A man the Canadian Broadcasting Corporation identified as David–a pseudonym–is saving $91 every month on his car insurance.

No, he didn’t switch to Geico. All it took was for David to identify as a woman on government forms.

“I have taken advantage of a loophole,” said David, who reportedly is in his early 20s and lives in Alberta, Canada.  

It started when David, who had been in one collision and had a couple of tickets on his record, bought a new Chevy and was facing an annual premium of $4,500. He asked what it would cost if he was a woman. David was told $3,400 — a difference of $1,100.

This made David angry. He requested that the bureaucrat change his gender on the form. He was told she couldn’t do that. He needed a note from his doctor. So David went to his doctor and got a note saying he identifies as a woman (even though he still considers himself a man). 

“It was pretty simple,” he said. “I just basically asked for it and told them that I identify as a woman, or I’d like to identify as a woman, and he wrote me the letter I wanted.”

David’s story is important for several reasons. Modern society functions on an untold number of assumptions and distinctions we make about groups of people. For example, as the CBC story makes clear, men pay more in insurance because they are deemed a higher risk to cover.

Does someone who was born male become less of a risk simply because the person chooses to identify as a female?
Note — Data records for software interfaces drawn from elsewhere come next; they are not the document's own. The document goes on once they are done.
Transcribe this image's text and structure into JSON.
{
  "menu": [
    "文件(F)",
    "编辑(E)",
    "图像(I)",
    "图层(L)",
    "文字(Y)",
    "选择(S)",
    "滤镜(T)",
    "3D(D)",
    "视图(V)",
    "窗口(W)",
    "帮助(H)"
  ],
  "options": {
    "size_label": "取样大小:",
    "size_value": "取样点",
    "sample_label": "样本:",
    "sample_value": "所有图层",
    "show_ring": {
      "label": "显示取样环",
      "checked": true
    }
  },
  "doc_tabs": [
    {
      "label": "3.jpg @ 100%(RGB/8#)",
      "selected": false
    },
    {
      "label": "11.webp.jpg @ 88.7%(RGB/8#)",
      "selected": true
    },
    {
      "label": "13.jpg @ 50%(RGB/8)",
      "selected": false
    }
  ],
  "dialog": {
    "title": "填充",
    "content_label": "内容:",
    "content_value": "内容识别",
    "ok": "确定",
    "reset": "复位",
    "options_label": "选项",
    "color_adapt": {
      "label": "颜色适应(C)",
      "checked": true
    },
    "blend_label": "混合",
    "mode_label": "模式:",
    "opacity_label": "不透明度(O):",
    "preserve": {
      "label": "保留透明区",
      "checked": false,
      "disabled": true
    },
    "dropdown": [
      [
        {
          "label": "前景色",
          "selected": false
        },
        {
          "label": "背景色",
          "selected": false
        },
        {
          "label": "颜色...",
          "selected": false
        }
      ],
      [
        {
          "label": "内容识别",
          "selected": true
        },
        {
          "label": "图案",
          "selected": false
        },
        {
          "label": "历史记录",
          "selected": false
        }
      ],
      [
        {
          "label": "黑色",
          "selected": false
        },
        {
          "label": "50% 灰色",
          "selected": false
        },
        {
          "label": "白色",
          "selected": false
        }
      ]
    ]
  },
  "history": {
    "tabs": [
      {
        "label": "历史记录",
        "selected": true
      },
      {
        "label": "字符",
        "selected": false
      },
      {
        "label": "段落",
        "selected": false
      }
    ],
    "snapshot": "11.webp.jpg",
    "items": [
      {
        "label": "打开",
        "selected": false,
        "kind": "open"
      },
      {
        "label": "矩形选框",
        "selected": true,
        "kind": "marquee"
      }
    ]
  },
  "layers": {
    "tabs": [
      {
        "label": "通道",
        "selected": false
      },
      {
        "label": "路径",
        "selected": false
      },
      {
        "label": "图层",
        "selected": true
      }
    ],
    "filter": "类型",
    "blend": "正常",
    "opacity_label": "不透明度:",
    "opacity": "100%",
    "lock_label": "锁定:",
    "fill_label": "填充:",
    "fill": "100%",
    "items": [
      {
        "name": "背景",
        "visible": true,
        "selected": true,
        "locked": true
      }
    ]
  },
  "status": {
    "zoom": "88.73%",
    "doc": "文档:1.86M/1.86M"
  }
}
Most people, I suspect, would say no. And this would be the case even if the man truly identified as a woman (unlike David, who is lying to save money).  

Michelle Cretella, a medical doctor who is president of the American College of Pediatricians, recently noted in an article published by Intellectual Takeout that there are some 6,500 genetic differences between women and men. Those genetic differences exist whether one chooses to accept them or not.

Plato once said truth is the mind conforming to reality. While a certain amount of skepticism is in order for policies that would seek to enforce truth—or lawmakers’ perception of it—upon people, David’s experience raises a legitimate question: How far are governments willing to go to placate individuals who choose to defy their own physiology?

Does merely choosing to identify as a woman or a black person or a white person mean that the state should recognize that individual’s choice, despite their physical features and genetic code? Can the state justifiably say that teenage boys don’t have the legal right to compete on the girls dance team? Can the state justifiably say that individuals have the right to identify as whatever they choose, but the state has no obligation to affirm identities that do not conform to reality?

The fact that intelligent, reasonable people would in good faith answer these questions quite differently exposes the great weakness of our civilization: Our grip on truth and reality, ever tenuous for humans, is slipping. The philosophies of the Christian, Enlightenment, and Postmodern ages are colliding. Our world is making less and less sense.

Can a civilization endure and thrive in such a schizophrenic state? I’m not sure.

[Image Credit: Public Domain]